» **Task to carry out**
Each entry must be output exactly as it appears.

» **Supplied material**
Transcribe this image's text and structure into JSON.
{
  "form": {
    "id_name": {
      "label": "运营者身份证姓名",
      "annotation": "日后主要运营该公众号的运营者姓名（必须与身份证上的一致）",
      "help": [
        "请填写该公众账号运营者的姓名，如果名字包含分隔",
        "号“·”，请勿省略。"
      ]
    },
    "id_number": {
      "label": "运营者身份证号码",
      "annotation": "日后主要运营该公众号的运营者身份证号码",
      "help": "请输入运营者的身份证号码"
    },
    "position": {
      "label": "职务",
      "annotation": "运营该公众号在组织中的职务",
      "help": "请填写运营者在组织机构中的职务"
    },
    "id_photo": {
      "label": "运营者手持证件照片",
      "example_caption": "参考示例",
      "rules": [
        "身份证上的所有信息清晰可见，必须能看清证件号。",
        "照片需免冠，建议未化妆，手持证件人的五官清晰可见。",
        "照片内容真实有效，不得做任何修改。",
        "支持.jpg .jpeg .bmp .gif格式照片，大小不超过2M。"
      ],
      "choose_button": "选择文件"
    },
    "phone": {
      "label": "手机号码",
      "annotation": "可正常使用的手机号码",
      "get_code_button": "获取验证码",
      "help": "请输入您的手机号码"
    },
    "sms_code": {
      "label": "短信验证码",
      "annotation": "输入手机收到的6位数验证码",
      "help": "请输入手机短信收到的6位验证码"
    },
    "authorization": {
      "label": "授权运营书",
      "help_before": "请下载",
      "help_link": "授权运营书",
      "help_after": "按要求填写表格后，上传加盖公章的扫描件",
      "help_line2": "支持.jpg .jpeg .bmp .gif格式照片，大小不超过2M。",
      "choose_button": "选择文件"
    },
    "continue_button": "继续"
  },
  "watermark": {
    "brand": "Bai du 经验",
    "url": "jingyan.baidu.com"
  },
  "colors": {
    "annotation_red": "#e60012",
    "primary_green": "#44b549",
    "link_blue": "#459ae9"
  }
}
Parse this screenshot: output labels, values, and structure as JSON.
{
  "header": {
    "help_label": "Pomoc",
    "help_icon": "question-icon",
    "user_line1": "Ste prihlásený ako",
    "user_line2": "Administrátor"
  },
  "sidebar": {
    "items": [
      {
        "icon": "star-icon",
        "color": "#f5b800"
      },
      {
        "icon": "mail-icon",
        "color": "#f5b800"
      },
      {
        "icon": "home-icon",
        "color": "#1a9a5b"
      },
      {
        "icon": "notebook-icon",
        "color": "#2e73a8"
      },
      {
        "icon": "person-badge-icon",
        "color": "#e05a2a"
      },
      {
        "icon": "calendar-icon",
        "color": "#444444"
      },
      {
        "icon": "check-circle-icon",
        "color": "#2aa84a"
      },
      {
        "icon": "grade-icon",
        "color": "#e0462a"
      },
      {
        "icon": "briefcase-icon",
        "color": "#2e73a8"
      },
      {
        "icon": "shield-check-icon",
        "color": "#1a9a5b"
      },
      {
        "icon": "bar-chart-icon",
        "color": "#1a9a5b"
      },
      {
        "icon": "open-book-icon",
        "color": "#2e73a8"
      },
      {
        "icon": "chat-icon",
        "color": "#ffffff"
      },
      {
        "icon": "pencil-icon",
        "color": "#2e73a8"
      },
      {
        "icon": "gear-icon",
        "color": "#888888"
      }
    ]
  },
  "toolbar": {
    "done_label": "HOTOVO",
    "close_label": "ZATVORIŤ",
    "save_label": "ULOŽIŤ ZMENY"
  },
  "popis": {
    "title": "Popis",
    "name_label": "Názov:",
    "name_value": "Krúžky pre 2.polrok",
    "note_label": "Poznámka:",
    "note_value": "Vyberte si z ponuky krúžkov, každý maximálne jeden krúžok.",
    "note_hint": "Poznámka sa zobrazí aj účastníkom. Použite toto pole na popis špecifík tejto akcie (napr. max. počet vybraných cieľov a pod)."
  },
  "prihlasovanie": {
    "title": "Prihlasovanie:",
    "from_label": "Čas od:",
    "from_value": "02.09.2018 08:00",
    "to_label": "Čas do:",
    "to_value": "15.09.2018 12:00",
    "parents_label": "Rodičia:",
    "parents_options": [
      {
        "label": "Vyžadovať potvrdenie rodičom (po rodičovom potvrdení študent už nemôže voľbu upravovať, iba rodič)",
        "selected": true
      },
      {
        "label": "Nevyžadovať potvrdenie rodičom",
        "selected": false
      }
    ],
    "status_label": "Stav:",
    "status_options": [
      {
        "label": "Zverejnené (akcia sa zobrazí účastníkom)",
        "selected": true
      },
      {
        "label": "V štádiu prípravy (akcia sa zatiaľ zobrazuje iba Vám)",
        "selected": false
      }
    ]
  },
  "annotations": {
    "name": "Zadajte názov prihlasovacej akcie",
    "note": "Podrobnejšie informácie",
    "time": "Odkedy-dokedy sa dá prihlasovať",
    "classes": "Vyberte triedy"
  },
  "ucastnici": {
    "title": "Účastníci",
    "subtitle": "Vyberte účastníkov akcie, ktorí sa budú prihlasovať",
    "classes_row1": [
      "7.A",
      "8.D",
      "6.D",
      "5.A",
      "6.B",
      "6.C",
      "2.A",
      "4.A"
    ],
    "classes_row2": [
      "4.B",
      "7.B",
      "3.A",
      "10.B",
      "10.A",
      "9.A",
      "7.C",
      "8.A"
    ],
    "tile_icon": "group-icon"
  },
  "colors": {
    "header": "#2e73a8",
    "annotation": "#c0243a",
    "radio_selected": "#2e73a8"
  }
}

» **Result below**
Transcribe this image's text and structure into JSON.
{
  "form": {
    "id_name": {
      "label": "运营者身份证姓名",
      "annotation": "日后主要运营该公众号的运营者姓名（必须与身份证上的一致）",
      "help": [
        "请填写该公众账号运营者的姓名，如果名字包含分隔",
        "号“·”，请勿省略。"
      ]
    },
    "id_number": {
      "label": "运营者身份证号码",
      "annotation": "日后主要运营该公众号的运营者身份证号码",
      "help": "请输入运营者的身份证号码"
    },
    "position": {
      "label": "职务",
      "annotation": "运营该公众号在组织中的职务",
      "help": "请填写运营者在组织机构中的职务"
    },
    "id_photo": {
      "label": "运营者手持证件照片",
      "example_caption": "参考示例",
      "rules": [
        "身份证上的所有信息清晰可见，必须能看清证件号。",
        "照片需免冠，建议未化妆，手持证件人的五官清晰可见。",
        "照片内容真实有效，不得做任何修改。",
        "支持.jpg .jpeg .bmp .gif格式照片，大小不超过2M。"
      ],
      "choose_button": "选择文件"
    },
    "phone": {
      "label": "手机号码",
      "annotation": "可正常使用的手机号码",
      "get_code_button": "获取验证码",
      "help": "请输入您的手机号码"
    },
    "sms_code": {
      "label": "短信验证码",
      "annotation": "输入手机收到的6位数验证码",
      "help": "请输入手机短信收到的6位验证码"
    },
    "authorization": {
      "label": "授权运营书",
      "help_before": "请下载",
      "help_link": "授权运营书",
      "help_after": "按要求填写表格后，上传加盖公章的扫描件",
      "help_line2": "支持.jpg .jpeg .bmp .gif格式照片，大小不超过2M。",
      "choose_button": "选择文件"
    },
    "continue_button": "继续"
  },
  "watermark": {
    "brand": "Bai du 经验",
    "url": "jingyan.baidu.com"
  },
  "colors": {
    "annotation_red": "#e60012",
    "primary_green": "#44b549",
    "link_blue": "#459ae9"
  }
}
Parse this screenshot: output labels, values, and structure as JSON.
{
  "header": {
    "help_label": "Pomoc",
    "help_icon": "question-icon",
    "user_line1": "Ste prihlásený ako",
    "user_line2": "Administrátor"
  },
  "sidebar": {
    "items": [
      {
        "icon": "star-icon",
        "color": "#f5b800"
      },
      {
        "icon": "mail-icon",
        "color": "#f5b800"
      },
      {
        "icon": "home-icon",
        "color": "#1a9a5b"
      },
      {
        "icon": "notebook-icon",
        "color": "#2e73a8"
      },
      {
        "icon": "person-badge-icon",
        "color": "#e05a2a"
      },
      {
        "icon": "calendar-icon",
        "color": "#444444"
      },
      {
        "icon": "check-circle-icon",
        "color": "#2aa84a"
      },
      {
        "icon": "grade-icon",
        "color": "#e0462a"
      },
      {
        "icon": "briefcase-icon",
        "color": "#2e73a8"
      },
      {
        "icon": "shield-check-icon",
        "color": "#1a9a5b"
      },
      {
        "icon": "bar-chart-icon",
        "color": "#1a9a5b"
      },
      {
        "icon": "open-book-icon",
        "color": "#2e73a8"
      },
      {
        "icon": "chat-icon",
        "color": "#ffffff"
      },
      {
        "icon": "pencil-icon",
        "color": "#2e73a8"
      },
      {
        "icon": "gear-icon",
        "color": "#888888"
      }
    ]
  },
  "toolbar": {
    "done_label": "HOTOVO",
    "close_label": "ZATVORIŤ",
    "save_label": "ULOŽIŤ ZMENY"
  },
  "popis": {
    "title": "Popis",
    "name_label": "Názov:",
    "name_value": "Krúžky pre 2.polrok",
    "note_label": "Poznámka:",
    "note_value": "Vyberte si z ponuky krúžkov, každý maximálne jeden krúžok.",
    "note_hint": "Poznámka sa zobrazí aj účastníkom. Použite toto pole na popis špecifík tejto akcie (napr. max. počet vybraných cieľov a pod)."
  },
  "prihlasovanie": {
    "title": "Prihlasovanie:",
    "from_label": "Čas od:",
    "from_value": "02.09.2018 08:00",
    "to_label": "Čas do:",
    "to_value": "15.09.2018 12:00",
    "parents_label": "Rodičia:",
    "parents_options": [
      {
        "label": "Vyžadovať potvrdenie rodičom (po rodičovom potvrdení študent už nemôže voľbu upravovať, iba rodič)",
        "selected": true
      },
      {
        "label": "Nevyžadovať potvrdenie rodičom",
        "selected": false
      }
    ],
    "status_label": "Stav:",
    "status_options": [
      {
        "label": "Zverejnené (akcia sa zobrazí účastníkom)",
        "selected": true
      },
      {
        "label": "V štádiu prípravy (akcia sa zatiaľ zobrazuje iba Vám)",
        "selected": false
      }
    ]
  },
  "annotations": {
    "name": "Zadajte názov prihlasovacej akcie",
    "note": "Podrobnejšie informácie",
    "time": "Odkedy-dokedy sa dá prihlasovať",
    "classes": "Vyberte triedy"
  },
  "ucastnici": {
    "title": "Účastníci",
    "subtitle": "Vyberte účastníkov akcie, ktorí sa budú prihlasovať",
    "classes_row1": [
      "7.A",
      "8.D",
      "6.D",
      "5.A",
      "6.B",
      "6.C",
      "2.A",
      "4.A"
    ],
    "classes_row2": [
      "4.B",
      "7.B",
      "3.A",
      "10.B",
      "10.A",
      "9.A",
      "7.C",
      "8.A"
    ],
    "tile_icon": "group-icon"
  },
  "colors": {
    "header": "#2e73a8",
    "annotation": "#c0243a",
    "radio_selected": "#2e73a8"
  }
}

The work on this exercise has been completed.